U.S. Congress: P2P E-Smut 'Not Necessarily' More Dangerous than Other Forms
Smut distributed through peer-to-peer networks isn't inherently more dangerous than titillating matter found elsewhere on the Internet.
That was one of several findings by the research arm of the U.S. Congress, the General Accounting Office (GAO), in a letter responding to written inquiries by the Senate Judiciary Committee following the panel's hearings in September on P2P technology.
"The pornography available on peer-to-peer networks is not necessarily more dangerous than the pornography available on Web sites or through other electronic means of dissemination," the GAO wrote in the letter to committee chairman Orrin G. Hatch (R-Utah).
Not So Anonymous
The GAO's comment came in response to the committee's query, "Is there something particularly dangerous about the pornography on peer-to-peer networks, whether in the user's ability to share it anonymously or in its accessibility to children?"
"Although some users of peer-to-peer networks might believe that they are sharing files anonymously, it is possible for law enforcement officials to discover identities of individuals sharing child pornography and other illegal material on peer-to-peer networks," the GAO wrote in its letter, a copy of which was obtained by TechNewsWorld.
The agency went on to say: "With peer-to-peer networks, pornography is easily accessible to children and the risk of inadvertent exposure to pornography is significant. However, pornography is also easily accessible through other electronic means, such as Web sites, and the risk of children's inadvertent exposure to pornography exists on these other mediums as well."
According to Adam Eisgrau, executive director of P2P United, a Washington, D.C., organization that represents a group of peer-to-peer providers, the pornography issue has been used by the recording industry as a "red herring" to make P2P networks a target for Congressional action.
"The GAO absolutely documents that the problem of the exposure of children to child pornography is an Internet-driven problem overall," he noted. "The material is not only just as available over the Internet in general; it's vastly more available over the Internet in general."
The agency noted that it would be difficult for operators of P2P networks to prevent the introduction of child pornography on their systems. "Unlike traditional Web sites, which have centralized content management, users control the content that is available on peer-to-peer networks, and the users of the network are constantly in flux," the GAO said.

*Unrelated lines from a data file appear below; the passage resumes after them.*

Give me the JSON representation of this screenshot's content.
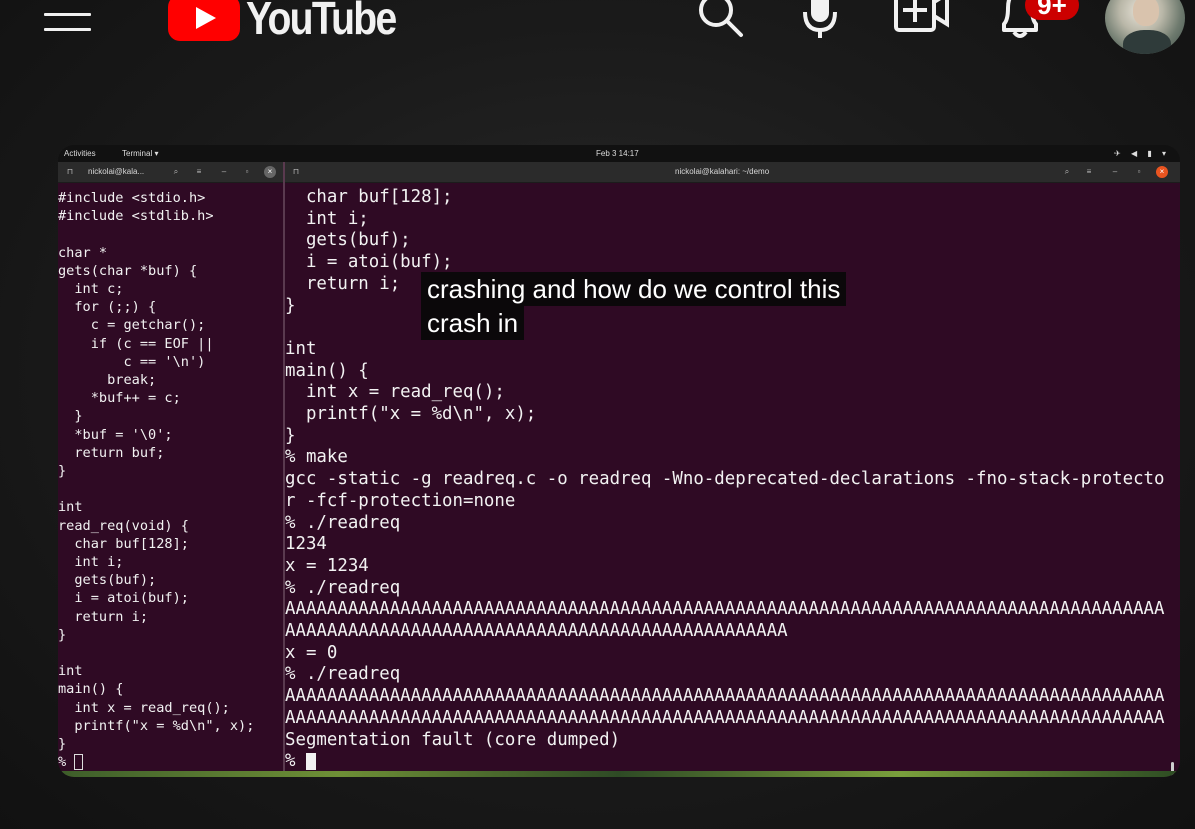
{
  "header": {
    "logo_text": "YouTube",
    "icons": [
      "menu-icon",
      "search-icon",
      "microphone-icon",
      "create-video-icon",
      "bell-icon"
    ],
    "notification_count": "9+",
    "colors": {
      "brand": "#ff0000",
      "badge": "#cc0000",
      "text": "#f1f1f1"
    }
  },
  "desktop": {
    "activities": "Activities",
    "app_menu": "Terminal ▾",
    "clock": "Feb 3  14:17"
  },
  "terminal_left": {
    "title": "nickolai@kala...",
    "lines": [
      "#include <stdio.h>",
      "#include <stdlib.h>",
      "",
      "char *",
      "gets(char *buf) {",
      "  int c;",
      "  for (;;) {",
      "    c = getchar();",
      "    if (c == EOF ||",
      "        c == '\\n')",
      "      break;",
      "    *buf++ = c;",
      "  }",
      "  *buf = '\\0';",
      "  return buf;",
      "}",
      "",
      "int",
      "read_req(void) {",
      "  char buf[128];",
      "  int i;",
      "  gets(buf);",
      "  i = atoi(buf);",
      "  return i;",
      "}",
      "",
      "int",
      "main() {",
      "  int x = read_req();",
      "  printf(\"x = %d\\n\", x);",
      "}",
      "% "
    ]
  },
  "terminal_right": {
    "title": "nickolai@kalahari: ~/demo",
    "lines": [
      "  char buf[128];",
      "  int i;",
      "  gets(buf);",
      "  i = atoi(buf);",
      "  return i;",
      "}",
      "",
      "int",
      "main() {",
      "  int x = read_req();",
      "  printf(\"x = %d\\n\", x);",
      "}",
      "% make",
      "gcc -static -g readreq.c -o readreq -Wno-deprecated-declarations -fno-stack-protecto",
      "r -fcf-protection=none",
      "% ./readreq",
      "1234",
      "x = 1234",
      "% ./readreq",
      "AAAAAAAAAAAAAAAAAAAAAAAAAAAAAAAAAAAAAAAAAAAAAAAAAAAAAAAAAAAAAAAAAAAAAAAAAAAAAAAAAAAA",
      "AAAAAAAAAAAAAAAAAAAAAAAAAAAAAAAAAAAAAAAAAAAAAAAA",
      "x = 0",
      "% ./readreq",
      "AAAAAAAAAAAAAAAAAAAAAAAAAAAAAAAAAAAAAAAAAAAAAAAAAAAAAAAAAAAAAAAAAAAAAAAAAAAAAAAAAAAA",
      "AAAAAAAAAAAAAAAAAAAAAAAAAAAAAAAAAAAAAAAAAAAAAAAAAAAAAAAAAAAAAAAAAAAAAAAAAAAAAAAAAAAA",
      "Segmentation fault (core dumped)",
      "% "
    ]
  },
  "caption": {
    "line1": "crashing and how do we control this",
    "line2": "crash in"
  }
}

Moreover, as Jarad Carleton, an IT industry analyst with Frost & Sullivan in San Francisco pointed out, some P2P developers, such as the Freenet Project, are creating networks whose sole purpose is to preserve their users' anonymity. According to a Frost & Sullivan report published earlier this year, Freenet protects anonymity by making data "placeless."
The report noted: "The concept of placeless data is handled in the Freenet platform by creating a cell structure, similar to terrorist cell structures that have been designed to protect a person's anonymity. Therefore, any node that participates in retrieving a piece of information, only knows where it got the request from and where it sent the request to. It doesn't know where the request originated nor can it determine which node answers the request."
The Judiciary panel also asked the GAO if the volume of child pornography on peer-to-peer networks is underreported. Although unable to address the question directly, the GAO observed that peer-to-peer networks accounted for only about 1.4 percent of the more than 62,000 reports of Internet-related child porn collected this year by the National Center for Missing and Exploited Children (NCMEC).
Law of Diminished Control
"However," the GAO cautioned, "we do not know if the number of reports received by NCMEC accurately reflects the volume of child pornography on peer-to-peer networks or on the Internet in general, since the reports are based on tips that the public or system users submit rather than a systematic analysis of network content."
The GAO also indicated that tracking the users of P2P systems, which is seen as an important step in protecting copyrighted material like music, is challenging, especially in the decentralized systems that have emerged since the demise of the original Napster. "In the decentralized model, in which individuals find and interact directly with each other, the ability of peer-to-peer software vendors to track individuals who use their software is greatly diminished," the GAO said.
But the music industry isn't buying the "law of diminished control" argument. "If peer-to-peer networks want to be legitimate players in the music community, the down payment is to filter copyrighted works, which we know they can and should do; warn users of their liability; and change the default settings so they do not induce their customers into participating in illegal activity," according to the RIAA.